CHESTERTOWN — The Kent County Bay Bridge Monitoring Committee heard from an expert March 28 on federally mandated environmental studies and the importance of staying involved with one currently in the works for a new Chesapeake Bay crossing. The Maryland Transportation Authority is conducting a yearslong National Environmental Policy Act, or NEPA, study to determine the effects of a third crossing. The agency has not determined a corridor yet for the crossing. Some in Kent County fear that a crossing here would destroy the area’s rural heritage. Others want a crossing here and the po- tential economic development it could bring. Carl Gallegos, an international environmental and natural resources management consultant, presented information on NEPA studies to the county’s bridge committee March 28. He spoke from his experiences with environmental studies as an environmental officer with the U. S. Agency for International Development. In his role, Gallegos evaluated projects funded by the federal government spread out between 28 countries. He worked with studies similar to the current effort on the Bay. Gallegos said that an entire review of the MdTA’s scoping study, which will help state surveyors determine what area of the Bay to build a bridge, should be presented in spring 2019. That fall, a draft of the environmental impact study, or EIS, should be published by the agency. “In my view, construction of a new bridge is inevitable,” Gallegos said. “And I think it is important that a logical approach be taken to review the NEPA EIS, and not take an emotional approach to this.” Gallegos said members of the committee and the public, needed to use the study as a tool to determine where and how the bridge will be built.

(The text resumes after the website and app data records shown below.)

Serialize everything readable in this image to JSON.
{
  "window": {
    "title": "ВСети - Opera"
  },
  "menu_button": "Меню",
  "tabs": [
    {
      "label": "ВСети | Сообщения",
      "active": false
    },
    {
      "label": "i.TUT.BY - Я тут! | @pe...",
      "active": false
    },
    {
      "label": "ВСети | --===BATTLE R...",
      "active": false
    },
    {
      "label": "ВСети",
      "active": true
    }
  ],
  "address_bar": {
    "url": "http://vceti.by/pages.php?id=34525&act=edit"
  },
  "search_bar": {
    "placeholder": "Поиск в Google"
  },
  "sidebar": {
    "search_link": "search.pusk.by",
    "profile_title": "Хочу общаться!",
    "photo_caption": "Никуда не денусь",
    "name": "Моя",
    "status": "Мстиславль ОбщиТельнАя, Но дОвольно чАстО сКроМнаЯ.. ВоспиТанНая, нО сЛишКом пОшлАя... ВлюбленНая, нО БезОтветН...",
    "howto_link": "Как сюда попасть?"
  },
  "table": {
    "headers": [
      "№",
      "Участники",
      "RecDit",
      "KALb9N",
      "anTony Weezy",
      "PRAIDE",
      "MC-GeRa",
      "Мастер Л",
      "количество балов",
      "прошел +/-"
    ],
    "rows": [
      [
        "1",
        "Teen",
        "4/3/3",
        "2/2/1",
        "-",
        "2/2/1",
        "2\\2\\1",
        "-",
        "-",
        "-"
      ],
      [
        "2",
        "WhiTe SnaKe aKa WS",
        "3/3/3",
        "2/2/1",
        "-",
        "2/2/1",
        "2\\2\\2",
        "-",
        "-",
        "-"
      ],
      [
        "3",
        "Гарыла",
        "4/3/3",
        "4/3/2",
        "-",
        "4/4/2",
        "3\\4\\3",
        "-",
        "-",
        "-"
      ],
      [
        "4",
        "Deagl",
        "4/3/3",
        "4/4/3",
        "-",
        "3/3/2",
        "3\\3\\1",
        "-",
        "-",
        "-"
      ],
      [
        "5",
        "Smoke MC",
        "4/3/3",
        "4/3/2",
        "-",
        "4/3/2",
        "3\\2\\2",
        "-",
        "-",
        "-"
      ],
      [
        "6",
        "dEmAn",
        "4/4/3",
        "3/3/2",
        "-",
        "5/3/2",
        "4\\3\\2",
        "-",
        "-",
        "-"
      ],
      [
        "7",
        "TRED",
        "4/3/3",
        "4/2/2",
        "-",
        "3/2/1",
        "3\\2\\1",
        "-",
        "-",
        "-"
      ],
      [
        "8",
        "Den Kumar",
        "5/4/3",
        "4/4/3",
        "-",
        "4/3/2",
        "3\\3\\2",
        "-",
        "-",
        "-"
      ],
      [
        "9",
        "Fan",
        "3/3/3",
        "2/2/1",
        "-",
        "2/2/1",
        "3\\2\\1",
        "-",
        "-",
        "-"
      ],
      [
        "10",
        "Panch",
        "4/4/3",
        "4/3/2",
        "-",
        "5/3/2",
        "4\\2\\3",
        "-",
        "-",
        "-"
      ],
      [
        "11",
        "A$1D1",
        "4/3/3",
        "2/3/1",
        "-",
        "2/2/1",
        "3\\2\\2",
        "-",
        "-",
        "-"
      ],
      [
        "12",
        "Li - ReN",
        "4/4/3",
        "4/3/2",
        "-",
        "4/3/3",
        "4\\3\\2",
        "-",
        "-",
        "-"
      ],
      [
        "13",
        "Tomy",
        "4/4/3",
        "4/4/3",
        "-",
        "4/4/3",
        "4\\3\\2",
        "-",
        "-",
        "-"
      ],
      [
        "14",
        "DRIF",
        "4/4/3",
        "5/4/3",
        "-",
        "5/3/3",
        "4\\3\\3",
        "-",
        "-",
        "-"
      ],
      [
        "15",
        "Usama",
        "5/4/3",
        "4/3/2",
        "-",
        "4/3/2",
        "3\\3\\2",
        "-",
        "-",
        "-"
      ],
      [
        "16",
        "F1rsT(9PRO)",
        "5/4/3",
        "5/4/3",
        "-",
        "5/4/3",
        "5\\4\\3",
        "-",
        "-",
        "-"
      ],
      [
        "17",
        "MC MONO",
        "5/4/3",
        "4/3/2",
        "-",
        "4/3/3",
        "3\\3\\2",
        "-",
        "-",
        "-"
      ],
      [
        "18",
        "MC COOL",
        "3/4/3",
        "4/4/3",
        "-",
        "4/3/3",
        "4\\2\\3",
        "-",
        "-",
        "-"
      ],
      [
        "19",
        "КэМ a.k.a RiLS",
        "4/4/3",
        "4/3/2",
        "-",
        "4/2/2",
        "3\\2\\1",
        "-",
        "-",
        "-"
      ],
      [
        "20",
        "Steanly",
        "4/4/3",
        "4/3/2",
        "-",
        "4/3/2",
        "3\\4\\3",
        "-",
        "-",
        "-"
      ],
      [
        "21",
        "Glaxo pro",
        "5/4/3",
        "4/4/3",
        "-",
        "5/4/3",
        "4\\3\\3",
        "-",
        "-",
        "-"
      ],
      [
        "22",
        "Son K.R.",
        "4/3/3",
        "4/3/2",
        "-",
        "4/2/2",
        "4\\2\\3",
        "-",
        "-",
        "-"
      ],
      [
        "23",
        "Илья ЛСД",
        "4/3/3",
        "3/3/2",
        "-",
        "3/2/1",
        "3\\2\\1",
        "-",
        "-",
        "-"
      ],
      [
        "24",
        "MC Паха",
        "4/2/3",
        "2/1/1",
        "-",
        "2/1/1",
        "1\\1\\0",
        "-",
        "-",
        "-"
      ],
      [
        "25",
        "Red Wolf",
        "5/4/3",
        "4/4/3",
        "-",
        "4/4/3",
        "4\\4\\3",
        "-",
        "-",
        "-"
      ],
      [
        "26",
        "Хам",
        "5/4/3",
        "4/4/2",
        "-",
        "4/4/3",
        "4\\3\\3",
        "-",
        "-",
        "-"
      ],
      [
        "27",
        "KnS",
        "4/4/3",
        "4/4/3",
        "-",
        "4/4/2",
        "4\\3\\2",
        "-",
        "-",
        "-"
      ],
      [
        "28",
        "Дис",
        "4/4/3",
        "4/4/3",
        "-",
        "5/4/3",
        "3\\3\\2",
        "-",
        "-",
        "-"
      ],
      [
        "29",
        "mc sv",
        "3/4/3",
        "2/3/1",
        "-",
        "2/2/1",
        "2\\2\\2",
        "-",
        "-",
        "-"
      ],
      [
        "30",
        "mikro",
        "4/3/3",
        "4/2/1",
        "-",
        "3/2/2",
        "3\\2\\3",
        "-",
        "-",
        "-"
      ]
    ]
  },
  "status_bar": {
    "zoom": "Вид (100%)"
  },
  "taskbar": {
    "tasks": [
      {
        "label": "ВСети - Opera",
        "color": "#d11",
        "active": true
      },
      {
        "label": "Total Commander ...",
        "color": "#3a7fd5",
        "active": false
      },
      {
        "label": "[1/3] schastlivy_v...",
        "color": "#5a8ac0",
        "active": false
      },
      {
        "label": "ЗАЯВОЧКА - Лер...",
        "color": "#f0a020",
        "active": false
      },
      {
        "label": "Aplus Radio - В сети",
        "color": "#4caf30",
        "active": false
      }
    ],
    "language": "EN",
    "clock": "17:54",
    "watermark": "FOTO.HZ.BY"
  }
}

Gallegos said the most important thing for community members is to stay involved with the study as it evolves. “You as an individual have a duty to yourself to review online what’s being published, when it’s being published and to be aware,” Gallegos said. “That’s the key thing, you be aware — don’t wait for them to tell you.” Amy Moredock, the county’s director of planning, housing and zoning, has been designated as a participating agent in the NEPA study and the person of contact assigned to the bridge committee. “We have to conduct the business that is focused on monitoring that (NEPA) study,” Moredock told committee members. “And if this group is perceived by the state, as it already is to a degree, as an advocacy group with an agenda, the (Kent County) commissioners are not going to be in as strong as a position as they need to be when it is time for them to make comments.” Moredock said it was important to let advocacy groups speak at committee meetings. She suggested meeting with groups like the Kent Conservation and Preservation Alliance and Stop the Span. She said it was important to discuss community activism in the county with these groups. Committee member Mike Waal said he would resign if his role with the group interfered with his citizen activism. “Because I’m against it (a crossing into Kent County). And if I can’t voice that as a citizen because I’m on this committee, then I’m off the committee,” Waal said. Moredock said that the committee’s charge is to uphold the Kent County Comprehensive Plan for land use and development. The plan states the county’s opposition to a Bay crossing in Kent County.